The damage that the Clinton presidency is going to do to the republic has mostly been done. Clinton has introduced his legislative idiocies, performed his budgetary legerdemain, made his foreign-policy mischief, and inured the American people to a chief executive with low principles, high turpitude, and wide moral cowardice. It's a little late to nab him now.

Must Congress impeach the fellow? This would leave the dangerously loopy Al Gore in charge. It would be tougher for a Republican presidential candidate to face an incumbent, even a woody-stemmed, sap-spouting one with his roots tangled in the fund-raising sewer. And Gore remembers Jerry Ford's political Vince Foster act with the Nixon pardon.

If Congress does feel compelled to impeach Clinton, my advice would be to do it in the true pulled-pork barbecue fashion -- very slowly. A key Clinton strategy, with all his previous scandals, has been to play for time. Congress should turn the scheme on the schemer. A lollygagging impeachment process would let Clinton's past dirt be brought into public view again and allow leisure for new muck to be raked. And prolonged impeachment proceedings, even if ultimately unsuccessful, would leave a pack of exhausted and quarreling Democrats to run against in 2000. True, a lengthy impeachment would tie up the resources of the White House and Congress and bring the federal government to a virtual halt. But I'm a conservative of libertarian bent, and I wouldn't mind a bit.

Congress may have a future role in the Lewinsky Affair, but we in the conservative media have a role to play right now. And our role is to stay out of it. The New York Times, the Washington Post, Time, Newsweek, and the network news shows have been carrying Bill Clinton's water for years. Now let them drown him. The journalism establishment may be liberal, but it likes nasty journalism better than it likes Bill. The Clinton White House has shrugged off past accusations by saying they had their source in partisan hatreds and right-wing-nut conspiracy theories. Let's hear the White House call Sam Donaldson and Katherine Graham names.

Personally, I'm phoning all the talk-radio shows and saying, "Rush, Gordon, I'm a member of a New Hampshire militia, a bit of a gold bug, and I've got my own Mena airport Web site, but I think, in this case, we shouldn't jump to conclusions. Let's just let the facts come out." Of course the facts may not come out.

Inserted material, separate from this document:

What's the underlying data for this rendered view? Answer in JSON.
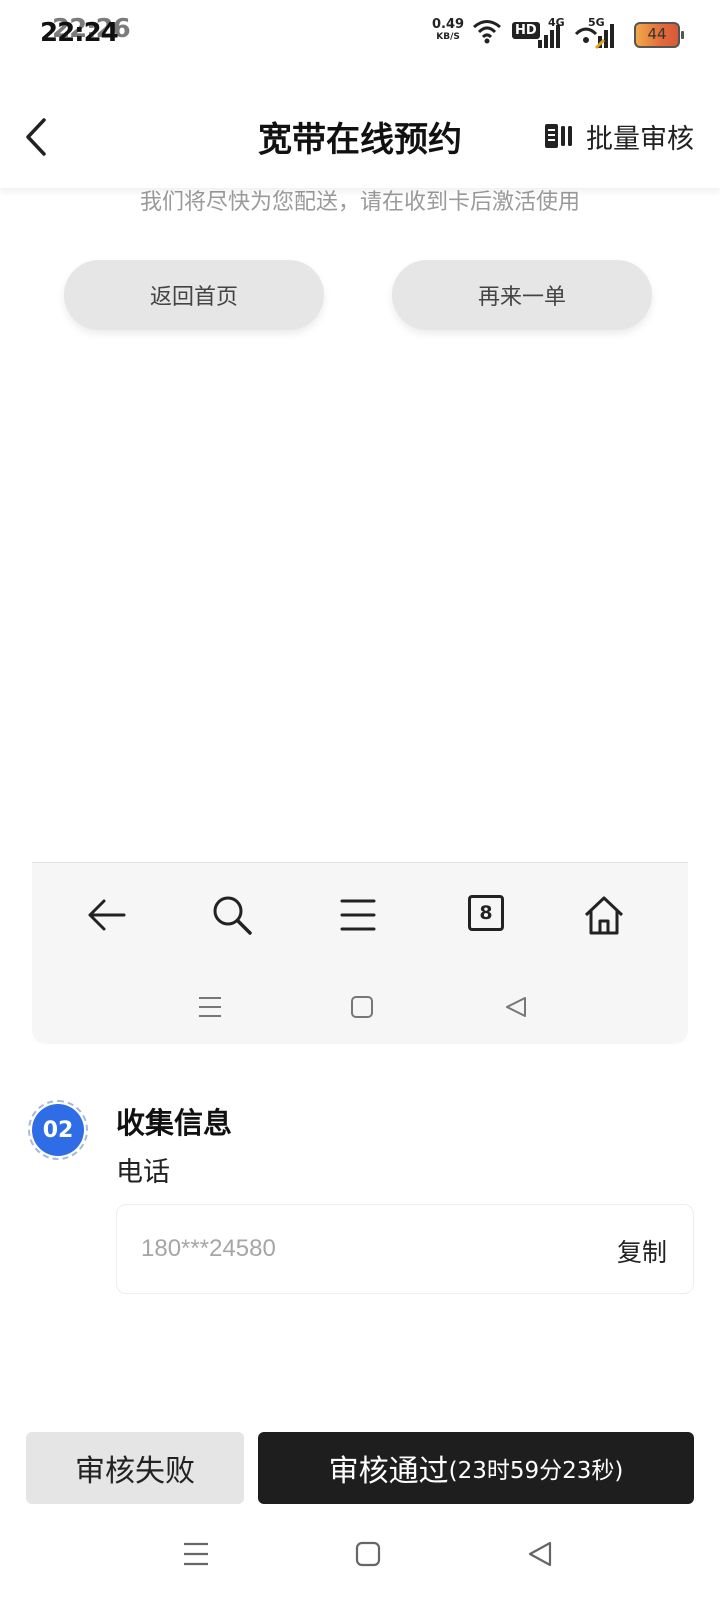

But that's also fine with me. I see only two Clinton Squirm Scenarios:

1. Clinton admits to having sex with Monica Lewinsky but claims that he never urged her to lie. Indeed, he urged her to tell the whole truth when subpoenaed. In this case the nation sees that we have a pathetic fool with deep-seated psychological problems for a president. (And punishment, more severe than even Gordon Liddy would recommend, will be meted out by Mrs. Clinton.)

2. Clinton does not admit to having sex with Monica Lewinsky and claims she made the whole thing up. In this case the nation sees that the full prestige and influence of the presidency were used to get a Pentagon job, a Top Secret clearance, free legal advice from Vernon Jordan, and recruitment offers from Bill Richardson and various major U.S. corporations for a pathetic fool with deep-seated psychological problems.

Either way Clinton has found his place in history -- the pathetic fool with deep-seated psychological problems place.

I'm so pleased with this latest scandal that I'm going to do more than stay out of it; I'm going to take the president's side. I'm going to go out and talk to members of Clinton's core constituency -- women, labor, and minorities. I'll tell the minorities, "Clinton's all right. I'll bet it was Vernon Jordan's fault." I'll tell labor, "The intern did it. Interns are there to bust the civil-service wage scale. This is what the White House gets for hiring scab labor." And I'll tell women, "Big deal if he fooled around. What do you think interns are for? You can't chase secretaries around the desk anymore or you get the EEOC on your neck."

I'm supporting my president. I figure I can do more damage that way. And maybe I'll get a job at Revlon.

P. J. O'Rourke is a contributing editor to THE WEEKLY STANDARD.